About this exercise = Restate word for word every entry that appears below, skipping its pictures.

# # # # #

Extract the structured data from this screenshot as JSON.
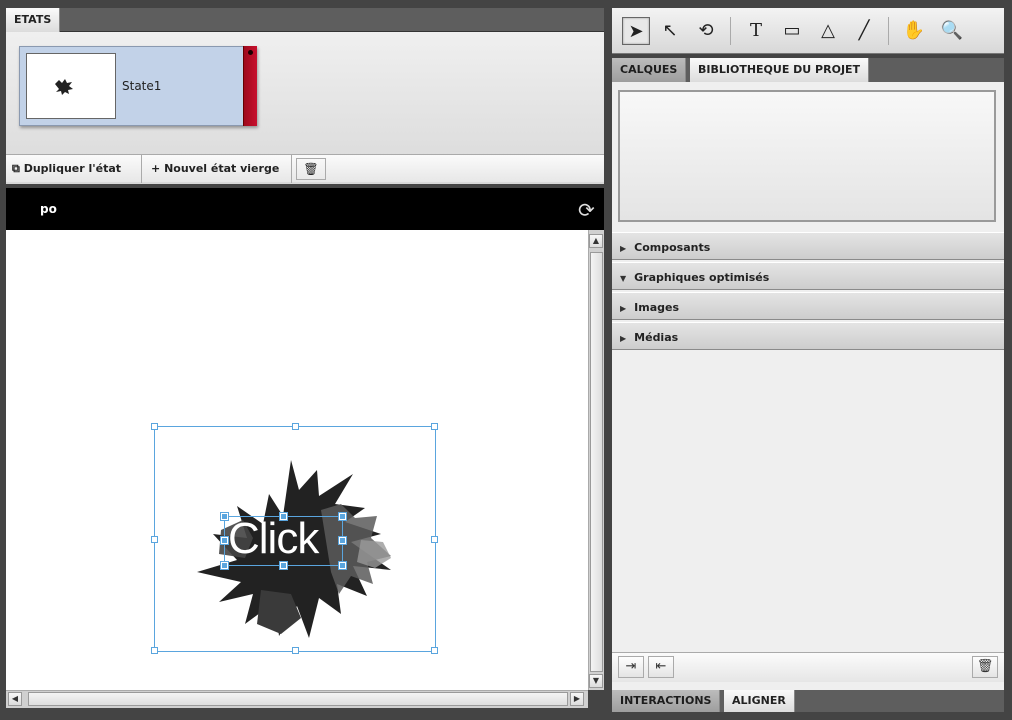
{
  "states_panel": {
    "tab_label": "ETATS",
    "state_name": "State1",
    "duplicate_label": "Dupliquer l'état",
    "new_state_label": "Nouvel état vierge"
  },
  "canvas": {
    "page_title": "po",
    "button_text": "Click"
  },
  "tools": [
    "select",
    "direct-select",
    "transform",
    "text",
    "rectangle",
    "shape",
    "line",
    "hand",
    "zoom"
  ],
  "library": {
    "tabs": [
      "CALQUES",
      "BIBLIOTHEQUE DU PROJET"
    ],
    "sections": [
      {
        "label": "Composants",
        "expanded": false
      },
      {
        "label": "Graphiques optimisés",
        "expanded": true
      },
      {
        "label": "Images",
        "expanded": false
      },
      {
        "label": "Médias",
        "expanded": false
      }
    ]
  },
  "bottom_tabs": [
    "INTERACTIONS",
    "ALIGNER"
  ],
  "colors": {
    "state_card": "#c2d2e8",
    "state_strip": "#c8102e",
    "selection": "#5aa5de"
  }
}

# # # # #

Solution for this task =
Extract the structured data from this screenshot as JSON.
{
  "states_panel": {
    "tab_label": "ETATS",
    "state_name": "State1",
    "duplicate_label": "Dupliquer l'état",
    "new_state_label": "Nouvel état vierge"
  },
  "canvas": {
    "page_title": "po",
    "button_text": "Click"
  },
  "tools": [
    "select",
    "direct-select",
    "transform",
    "text",
    "rectangle",
    "shape",
    "line",
    "hand",
    "zoom"
  ],
  "library": {
    "tabs": [
      "CALQUES",
      "BIBLIOTHEQUE DU PROJET"
    ],
    "sections": [
      {
        "label": "Composants",
        "expanded": false
      },
      {
        "label": "Graphiques optimisés",
        "expanded": true
      },
      {
        "label": "Images",
        "expanded": false
      },
      {
        "label": "Médias",
        "expanded": false
      }
    ]
  },
  "bottom_tabs": [
    "INTERACTIONS",
    "ALIGNER"
  ],
  "colors": {
    "state_card": "#c2d2e8",
    "state_strip": "#c8102e",
    "selection": "#5aa5de"
  }
}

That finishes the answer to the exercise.